Townley, L.R. (), AQUIFEM-N: A Multi-Layered Finite Element Aquifer Flow Model: User's Manual and Description, Townley and Associates. Townley, L.R. (), GOLDPLOT: a system for plotting Golder output on PCs, CSIRO Division of Water Resources, Consultancy Report, 8pp. Description of and Users' Manual for a Finite Element Aquifer Flow Model, AQUIFEM Report No. , Ralph M. Parsons Laboratory for Water Re-sources and Hydrodynamics Chemistry and Hydrology of. PDF | The solution to the finite element matrix-differential equations resulting from the discretization of the groundwater flow equation is normally | Find, read and cite all the research you. Capture zone delineation is indispensable in all wellhead protection programs for the safeguarding of groundwater supplies. Transients in the flow model tend to influence the capture zone geometry over time. Thus, transient analyses of well capture zones are superior to the steady-state analogs for all practical cases with time-varying flow parameters.
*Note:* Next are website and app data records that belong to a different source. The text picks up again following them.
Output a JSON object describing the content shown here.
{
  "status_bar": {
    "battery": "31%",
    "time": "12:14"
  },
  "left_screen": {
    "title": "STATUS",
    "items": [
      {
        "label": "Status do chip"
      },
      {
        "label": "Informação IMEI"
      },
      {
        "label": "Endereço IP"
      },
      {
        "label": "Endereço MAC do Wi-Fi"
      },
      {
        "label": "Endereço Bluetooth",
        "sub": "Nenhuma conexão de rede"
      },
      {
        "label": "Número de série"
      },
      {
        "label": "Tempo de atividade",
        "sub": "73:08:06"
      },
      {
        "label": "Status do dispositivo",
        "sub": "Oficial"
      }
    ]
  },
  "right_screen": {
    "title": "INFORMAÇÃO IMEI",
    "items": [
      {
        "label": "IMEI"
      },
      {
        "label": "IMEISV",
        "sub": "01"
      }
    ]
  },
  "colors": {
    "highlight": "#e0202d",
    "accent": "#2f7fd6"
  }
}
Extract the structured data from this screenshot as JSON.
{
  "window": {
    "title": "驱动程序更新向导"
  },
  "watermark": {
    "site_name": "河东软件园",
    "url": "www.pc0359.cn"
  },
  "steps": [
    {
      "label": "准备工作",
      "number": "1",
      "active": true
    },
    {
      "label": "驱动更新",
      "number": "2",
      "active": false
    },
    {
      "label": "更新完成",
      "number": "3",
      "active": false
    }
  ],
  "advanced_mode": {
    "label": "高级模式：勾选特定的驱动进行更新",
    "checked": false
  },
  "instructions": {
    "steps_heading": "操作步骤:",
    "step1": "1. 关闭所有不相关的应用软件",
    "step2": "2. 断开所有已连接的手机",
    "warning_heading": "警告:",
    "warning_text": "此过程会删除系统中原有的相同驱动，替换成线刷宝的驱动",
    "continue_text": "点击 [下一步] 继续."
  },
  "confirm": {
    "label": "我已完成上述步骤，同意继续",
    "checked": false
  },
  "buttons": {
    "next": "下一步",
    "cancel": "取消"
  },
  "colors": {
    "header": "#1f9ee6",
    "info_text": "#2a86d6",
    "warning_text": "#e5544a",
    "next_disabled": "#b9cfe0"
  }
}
A modular finite-element model (MODFE) for areal and axisymmetric ground-water-flow problems, Part 1: Model Description and User’s Manual, by L.J. Torak. pages. A modular finite-element model (MODFE) for areal and axisymmetric ground-water flow problems, Part 2: Derivation of finite-element equations and comparisons with analytical. Geological Survey Ireland (GSI) aquifer categories which can be used to define the relative value of aquifers in Ireland. The classification system is based on the UNESCO-IHP system, and on progressive developments within the GSI in consultation with the Irish hydrogeological community (Daly, ). The finite element method (FEM), or finite element analysis (FEA), is a computational technique used to obtain approximate solutions of boundary value problems in engineering. Boundary value problems are also called field problems. The field is the domain of interest . The Finite Element Method in Groundwater Hydrology The use of finite elements to model groundwater problems has been a relatively reoeut development. Until the late s, finite difference procedures were generally used to solve for situations where analytical solution was impossible. Unfortunately I the finite difference method becomes extremely.